TREMONT — Voters here will decide Monday, May 13, whether to adopt new rules governing the use of fireworks in the town and whether to join other Mount Desert Island towns in banning plastic carryout bags and polystyrene food containers. They’ll also elect one member of the Board of Selectmen, one member of the School Board and one member of the Mount Desert Island High School Board of Trustees (see related story, page 2).
Polls are open in the Harvey Kelley Meeting Room of the town office from 1 p.m. to 8 p.m.
At Town Meeting, set for 6:30 p.m. Tuesday, May 14, in the same room, voters will consider the town and school budgets and a new ordinance governing wireless telecommunications facilities.
The plastic bag and polystyrene container bans are similar to ones passed this week by Mount Desert, and already adopted by Southwest Harbor and Bar Harbor.
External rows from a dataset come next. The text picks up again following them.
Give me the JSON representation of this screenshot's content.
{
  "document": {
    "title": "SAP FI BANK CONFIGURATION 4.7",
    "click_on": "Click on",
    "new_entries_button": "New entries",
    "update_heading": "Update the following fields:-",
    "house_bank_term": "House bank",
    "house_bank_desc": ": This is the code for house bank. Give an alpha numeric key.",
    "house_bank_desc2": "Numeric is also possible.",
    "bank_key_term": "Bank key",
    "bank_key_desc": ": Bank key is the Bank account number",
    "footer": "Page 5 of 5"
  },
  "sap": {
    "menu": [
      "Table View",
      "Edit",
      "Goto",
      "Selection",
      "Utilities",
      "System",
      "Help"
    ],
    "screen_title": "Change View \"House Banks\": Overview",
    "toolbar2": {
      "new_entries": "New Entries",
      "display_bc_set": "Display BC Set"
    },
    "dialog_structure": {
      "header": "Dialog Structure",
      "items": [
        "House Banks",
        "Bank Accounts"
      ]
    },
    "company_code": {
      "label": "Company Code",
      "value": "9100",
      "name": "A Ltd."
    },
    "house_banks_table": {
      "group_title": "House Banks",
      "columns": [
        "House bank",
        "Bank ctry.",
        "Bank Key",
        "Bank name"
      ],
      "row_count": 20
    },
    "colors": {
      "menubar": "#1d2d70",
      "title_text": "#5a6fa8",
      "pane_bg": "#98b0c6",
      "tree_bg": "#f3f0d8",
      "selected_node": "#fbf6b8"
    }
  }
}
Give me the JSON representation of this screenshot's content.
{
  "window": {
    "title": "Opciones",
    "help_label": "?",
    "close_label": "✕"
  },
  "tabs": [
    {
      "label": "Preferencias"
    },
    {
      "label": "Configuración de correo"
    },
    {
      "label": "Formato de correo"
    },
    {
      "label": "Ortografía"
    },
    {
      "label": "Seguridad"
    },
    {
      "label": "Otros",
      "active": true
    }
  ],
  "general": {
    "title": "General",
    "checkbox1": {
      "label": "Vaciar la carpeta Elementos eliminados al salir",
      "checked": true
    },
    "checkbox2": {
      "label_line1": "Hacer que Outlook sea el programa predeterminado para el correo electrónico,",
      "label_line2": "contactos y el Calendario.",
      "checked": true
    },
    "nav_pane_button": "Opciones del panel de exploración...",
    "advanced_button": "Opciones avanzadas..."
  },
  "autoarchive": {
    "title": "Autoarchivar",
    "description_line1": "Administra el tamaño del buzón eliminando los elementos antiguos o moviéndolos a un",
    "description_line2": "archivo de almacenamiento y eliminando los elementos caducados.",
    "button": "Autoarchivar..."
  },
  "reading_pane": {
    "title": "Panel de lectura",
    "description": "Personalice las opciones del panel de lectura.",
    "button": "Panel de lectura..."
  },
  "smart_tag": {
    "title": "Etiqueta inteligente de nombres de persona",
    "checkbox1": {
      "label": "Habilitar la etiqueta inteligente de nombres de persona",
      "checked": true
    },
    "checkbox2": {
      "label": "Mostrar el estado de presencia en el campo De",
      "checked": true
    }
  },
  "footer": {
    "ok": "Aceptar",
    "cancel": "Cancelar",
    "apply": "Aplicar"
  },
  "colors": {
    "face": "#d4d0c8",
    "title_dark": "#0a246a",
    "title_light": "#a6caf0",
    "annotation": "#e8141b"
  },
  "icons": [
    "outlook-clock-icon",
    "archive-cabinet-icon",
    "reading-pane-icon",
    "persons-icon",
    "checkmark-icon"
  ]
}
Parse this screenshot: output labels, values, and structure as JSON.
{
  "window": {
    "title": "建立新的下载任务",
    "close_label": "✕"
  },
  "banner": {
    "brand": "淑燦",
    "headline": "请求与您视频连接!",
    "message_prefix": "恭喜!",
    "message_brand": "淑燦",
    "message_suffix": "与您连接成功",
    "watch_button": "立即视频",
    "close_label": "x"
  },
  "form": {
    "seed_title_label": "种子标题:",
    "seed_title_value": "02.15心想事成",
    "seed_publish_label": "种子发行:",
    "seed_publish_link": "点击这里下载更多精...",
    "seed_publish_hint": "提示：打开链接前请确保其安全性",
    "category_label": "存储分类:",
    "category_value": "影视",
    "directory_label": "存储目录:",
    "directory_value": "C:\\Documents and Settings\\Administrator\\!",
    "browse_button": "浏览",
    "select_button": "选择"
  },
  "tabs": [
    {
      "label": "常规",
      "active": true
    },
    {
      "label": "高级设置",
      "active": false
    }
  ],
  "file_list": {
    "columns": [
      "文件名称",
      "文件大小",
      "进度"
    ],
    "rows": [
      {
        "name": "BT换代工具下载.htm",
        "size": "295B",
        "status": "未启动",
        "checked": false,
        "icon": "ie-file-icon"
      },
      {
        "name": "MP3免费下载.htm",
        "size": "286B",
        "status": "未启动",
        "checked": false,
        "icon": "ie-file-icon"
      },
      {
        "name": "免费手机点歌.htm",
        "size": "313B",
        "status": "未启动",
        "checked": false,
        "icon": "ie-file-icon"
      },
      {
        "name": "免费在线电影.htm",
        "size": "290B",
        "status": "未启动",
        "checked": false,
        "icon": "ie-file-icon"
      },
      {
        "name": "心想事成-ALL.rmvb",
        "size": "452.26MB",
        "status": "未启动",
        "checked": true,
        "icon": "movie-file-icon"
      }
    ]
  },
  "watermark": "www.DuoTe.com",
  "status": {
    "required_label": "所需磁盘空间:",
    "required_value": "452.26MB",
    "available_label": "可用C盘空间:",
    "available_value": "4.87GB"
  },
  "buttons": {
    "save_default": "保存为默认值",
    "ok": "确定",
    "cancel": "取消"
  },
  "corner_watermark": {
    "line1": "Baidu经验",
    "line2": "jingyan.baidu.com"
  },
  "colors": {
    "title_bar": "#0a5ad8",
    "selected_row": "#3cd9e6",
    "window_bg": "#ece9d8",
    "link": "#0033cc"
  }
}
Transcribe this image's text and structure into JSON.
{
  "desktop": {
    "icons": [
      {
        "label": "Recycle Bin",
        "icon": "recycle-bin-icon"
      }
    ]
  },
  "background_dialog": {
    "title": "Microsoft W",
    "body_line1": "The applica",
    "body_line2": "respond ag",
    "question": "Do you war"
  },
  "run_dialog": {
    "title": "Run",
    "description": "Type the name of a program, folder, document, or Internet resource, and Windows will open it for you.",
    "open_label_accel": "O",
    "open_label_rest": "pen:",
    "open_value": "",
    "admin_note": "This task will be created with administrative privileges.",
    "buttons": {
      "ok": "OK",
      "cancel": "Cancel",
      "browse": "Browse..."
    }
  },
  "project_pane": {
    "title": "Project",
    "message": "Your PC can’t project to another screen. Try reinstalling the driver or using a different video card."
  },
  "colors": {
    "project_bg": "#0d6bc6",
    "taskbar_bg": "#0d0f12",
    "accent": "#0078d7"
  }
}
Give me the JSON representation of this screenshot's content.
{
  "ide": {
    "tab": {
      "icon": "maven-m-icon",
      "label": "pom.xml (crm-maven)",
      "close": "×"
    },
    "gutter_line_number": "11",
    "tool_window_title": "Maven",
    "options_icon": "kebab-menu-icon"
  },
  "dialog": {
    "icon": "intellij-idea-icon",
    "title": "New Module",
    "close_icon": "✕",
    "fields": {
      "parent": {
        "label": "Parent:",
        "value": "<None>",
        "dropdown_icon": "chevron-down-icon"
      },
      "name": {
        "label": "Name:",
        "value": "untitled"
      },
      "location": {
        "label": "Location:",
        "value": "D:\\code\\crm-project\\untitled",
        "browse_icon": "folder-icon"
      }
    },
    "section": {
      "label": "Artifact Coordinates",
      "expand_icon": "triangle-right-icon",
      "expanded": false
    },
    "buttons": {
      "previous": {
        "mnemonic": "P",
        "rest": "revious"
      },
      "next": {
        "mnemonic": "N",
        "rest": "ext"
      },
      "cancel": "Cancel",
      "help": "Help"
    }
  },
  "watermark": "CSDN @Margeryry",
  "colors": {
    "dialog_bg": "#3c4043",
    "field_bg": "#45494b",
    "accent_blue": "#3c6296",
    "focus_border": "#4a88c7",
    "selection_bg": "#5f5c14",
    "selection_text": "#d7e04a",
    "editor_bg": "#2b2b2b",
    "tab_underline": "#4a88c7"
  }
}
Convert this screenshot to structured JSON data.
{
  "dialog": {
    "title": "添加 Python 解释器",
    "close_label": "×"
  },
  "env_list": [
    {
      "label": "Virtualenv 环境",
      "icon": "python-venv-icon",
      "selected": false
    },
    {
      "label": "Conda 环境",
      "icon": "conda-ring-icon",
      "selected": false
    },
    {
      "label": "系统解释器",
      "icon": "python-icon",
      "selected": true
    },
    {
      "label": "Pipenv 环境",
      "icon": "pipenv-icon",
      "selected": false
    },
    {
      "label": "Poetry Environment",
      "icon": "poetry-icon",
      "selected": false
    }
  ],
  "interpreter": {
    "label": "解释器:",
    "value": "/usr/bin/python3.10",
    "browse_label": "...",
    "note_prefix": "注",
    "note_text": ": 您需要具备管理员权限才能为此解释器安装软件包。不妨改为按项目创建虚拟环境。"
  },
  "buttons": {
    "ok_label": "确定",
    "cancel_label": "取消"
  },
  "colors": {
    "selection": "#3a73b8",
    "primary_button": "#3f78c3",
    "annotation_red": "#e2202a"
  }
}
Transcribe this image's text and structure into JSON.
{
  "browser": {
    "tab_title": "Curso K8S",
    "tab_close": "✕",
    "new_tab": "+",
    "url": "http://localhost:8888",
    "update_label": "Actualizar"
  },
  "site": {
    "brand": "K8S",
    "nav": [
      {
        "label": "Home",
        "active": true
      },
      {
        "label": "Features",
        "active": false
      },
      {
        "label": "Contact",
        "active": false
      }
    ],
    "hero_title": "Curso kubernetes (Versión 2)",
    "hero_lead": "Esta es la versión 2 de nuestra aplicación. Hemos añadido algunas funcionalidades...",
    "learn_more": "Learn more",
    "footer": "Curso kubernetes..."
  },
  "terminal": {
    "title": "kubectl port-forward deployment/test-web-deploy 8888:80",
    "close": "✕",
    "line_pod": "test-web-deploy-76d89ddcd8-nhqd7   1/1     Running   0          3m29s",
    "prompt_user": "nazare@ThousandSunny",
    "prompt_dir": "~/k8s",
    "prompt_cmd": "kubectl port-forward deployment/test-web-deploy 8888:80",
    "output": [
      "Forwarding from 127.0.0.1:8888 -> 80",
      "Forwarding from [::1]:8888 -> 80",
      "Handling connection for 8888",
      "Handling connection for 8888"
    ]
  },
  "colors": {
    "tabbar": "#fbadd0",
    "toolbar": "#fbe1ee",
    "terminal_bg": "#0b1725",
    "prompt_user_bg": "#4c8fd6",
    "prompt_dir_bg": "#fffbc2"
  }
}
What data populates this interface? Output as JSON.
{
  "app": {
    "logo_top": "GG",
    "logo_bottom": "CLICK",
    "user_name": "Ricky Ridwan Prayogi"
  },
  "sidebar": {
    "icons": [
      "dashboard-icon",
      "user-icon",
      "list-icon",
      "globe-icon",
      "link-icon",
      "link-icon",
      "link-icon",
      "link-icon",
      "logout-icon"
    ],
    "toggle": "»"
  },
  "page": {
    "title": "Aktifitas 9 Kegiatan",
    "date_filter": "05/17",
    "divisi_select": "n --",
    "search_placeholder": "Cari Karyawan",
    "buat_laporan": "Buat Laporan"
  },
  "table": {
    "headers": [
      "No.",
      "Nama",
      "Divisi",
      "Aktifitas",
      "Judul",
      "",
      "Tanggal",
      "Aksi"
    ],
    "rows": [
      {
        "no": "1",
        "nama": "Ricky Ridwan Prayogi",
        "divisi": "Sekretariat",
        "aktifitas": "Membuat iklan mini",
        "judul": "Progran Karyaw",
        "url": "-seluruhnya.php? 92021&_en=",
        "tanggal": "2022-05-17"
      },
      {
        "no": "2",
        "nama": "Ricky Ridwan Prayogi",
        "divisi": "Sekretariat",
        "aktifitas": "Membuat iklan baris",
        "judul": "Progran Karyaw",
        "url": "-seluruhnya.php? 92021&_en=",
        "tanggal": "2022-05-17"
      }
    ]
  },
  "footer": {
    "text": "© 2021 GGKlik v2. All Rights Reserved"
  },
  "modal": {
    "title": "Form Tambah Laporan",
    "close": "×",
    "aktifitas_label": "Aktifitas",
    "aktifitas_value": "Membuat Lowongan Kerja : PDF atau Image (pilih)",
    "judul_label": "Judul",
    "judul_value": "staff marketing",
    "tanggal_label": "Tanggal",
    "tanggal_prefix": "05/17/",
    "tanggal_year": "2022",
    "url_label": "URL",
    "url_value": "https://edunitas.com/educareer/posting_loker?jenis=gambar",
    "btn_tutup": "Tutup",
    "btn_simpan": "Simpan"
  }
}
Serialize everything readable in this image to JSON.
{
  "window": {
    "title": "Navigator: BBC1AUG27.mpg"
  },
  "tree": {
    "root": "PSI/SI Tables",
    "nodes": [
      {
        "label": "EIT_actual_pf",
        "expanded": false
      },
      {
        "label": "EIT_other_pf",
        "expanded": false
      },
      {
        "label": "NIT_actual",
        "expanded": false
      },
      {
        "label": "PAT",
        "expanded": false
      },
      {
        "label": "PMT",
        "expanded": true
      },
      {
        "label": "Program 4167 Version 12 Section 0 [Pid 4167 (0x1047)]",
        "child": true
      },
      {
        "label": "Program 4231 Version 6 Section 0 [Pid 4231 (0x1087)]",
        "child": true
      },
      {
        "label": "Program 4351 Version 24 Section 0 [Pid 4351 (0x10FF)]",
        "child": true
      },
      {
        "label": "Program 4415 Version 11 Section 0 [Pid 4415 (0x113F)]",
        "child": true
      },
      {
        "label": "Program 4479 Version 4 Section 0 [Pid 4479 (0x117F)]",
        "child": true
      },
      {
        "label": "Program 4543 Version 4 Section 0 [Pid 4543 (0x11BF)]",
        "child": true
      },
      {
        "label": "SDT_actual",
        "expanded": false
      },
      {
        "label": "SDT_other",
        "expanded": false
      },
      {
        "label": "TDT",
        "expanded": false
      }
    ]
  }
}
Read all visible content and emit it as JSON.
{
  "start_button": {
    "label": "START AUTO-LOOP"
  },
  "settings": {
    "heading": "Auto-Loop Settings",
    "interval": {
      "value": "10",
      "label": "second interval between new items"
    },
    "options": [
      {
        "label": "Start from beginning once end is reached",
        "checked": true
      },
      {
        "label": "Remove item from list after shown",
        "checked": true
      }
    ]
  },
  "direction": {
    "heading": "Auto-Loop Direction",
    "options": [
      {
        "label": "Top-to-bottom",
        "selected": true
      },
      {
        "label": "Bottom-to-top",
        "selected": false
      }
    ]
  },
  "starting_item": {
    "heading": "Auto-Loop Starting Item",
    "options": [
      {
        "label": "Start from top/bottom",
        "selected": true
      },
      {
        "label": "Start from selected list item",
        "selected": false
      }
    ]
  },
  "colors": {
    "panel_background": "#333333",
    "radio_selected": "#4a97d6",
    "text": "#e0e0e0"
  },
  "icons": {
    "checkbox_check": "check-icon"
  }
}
Public hearings on the two ordinances last month drew no public comment.
Governor Janet Mills signed into law a statewide polystyrene food container ban last week, but that change in state law does not go into effect until Jan. 1, 2021.
The fireworks ordinance was requested by selectmen last summer after the fire department received complaints, including one from a who resident reported waking up to his mulch pile on fire due to an errant firework.
The ordinance would regulate when fireworks can be set off and would require a permit for setting them off, to be issued by the code enforcement officer. Permits are not required on certain days, including the Fourth of July and the weekends before and after that holiday.
Voters will also consider town and school budgets that, if approved as presented, will mean a mill rate increase of 2.8 percent for fiscal year 2020.
The mill rate for the current fiscal year is $10.37. The proposed mill rate for next year is $10.66. This means for a house valued at $250,000 the annual tax bill would increase by $72.
The town’s high school assessment will be $1,063,111, down slightly from the current year. The county assessment is $220,584, up 1.4 percent from the current year.
A new wireless communications ordinance, which sets a maximum height for cell towers of 125 feet, also goes to voters Tuesday. It seeks to “encourage the co-location of wireless telecommunications facilities, thus helping to minimize adverse visual impacts on the community,” according to the ordinance.
The proposal comes as a 195-foot cell tower in Southwest Harbor is being debated. That town did not have any rules in place that would have allowed the planning board to deny a building permit, but opponents are hoping to kill the project by appealing to the Federal Communications Commission.